(Saved data entries)
··········

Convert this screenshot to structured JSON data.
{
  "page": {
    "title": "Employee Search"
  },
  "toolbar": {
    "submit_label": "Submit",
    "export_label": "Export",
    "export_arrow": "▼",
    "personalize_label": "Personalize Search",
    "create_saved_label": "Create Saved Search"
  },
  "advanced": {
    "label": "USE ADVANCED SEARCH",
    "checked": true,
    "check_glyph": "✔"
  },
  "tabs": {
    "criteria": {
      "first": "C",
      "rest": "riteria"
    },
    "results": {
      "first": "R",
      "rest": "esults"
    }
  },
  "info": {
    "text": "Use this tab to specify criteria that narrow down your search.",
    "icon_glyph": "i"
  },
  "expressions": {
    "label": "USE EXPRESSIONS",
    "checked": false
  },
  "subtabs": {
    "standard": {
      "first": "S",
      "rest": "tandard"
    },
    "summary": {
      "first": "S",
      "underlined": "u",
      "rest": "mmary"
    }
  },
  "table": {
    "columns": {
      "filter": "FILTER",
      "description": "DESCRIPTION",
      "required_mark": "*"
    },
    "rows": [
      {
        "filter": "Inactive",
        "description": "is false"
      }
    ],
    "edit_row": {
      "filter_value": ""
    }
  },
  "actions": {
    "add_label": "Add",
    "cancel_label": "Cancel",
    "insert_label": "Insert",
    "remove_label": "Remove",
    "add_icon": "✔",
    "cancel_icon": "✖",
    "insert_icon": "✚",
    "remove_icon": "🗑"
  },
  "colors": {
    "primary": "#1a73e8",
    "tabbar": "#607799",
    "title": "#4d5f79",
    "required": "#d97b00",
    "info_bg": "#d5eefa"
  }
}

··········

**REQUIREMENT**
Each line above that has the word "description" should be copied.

**SOLUTION TO THIS PROBLEM**
      "description": "DESCRIPTION",
        "description": "is false"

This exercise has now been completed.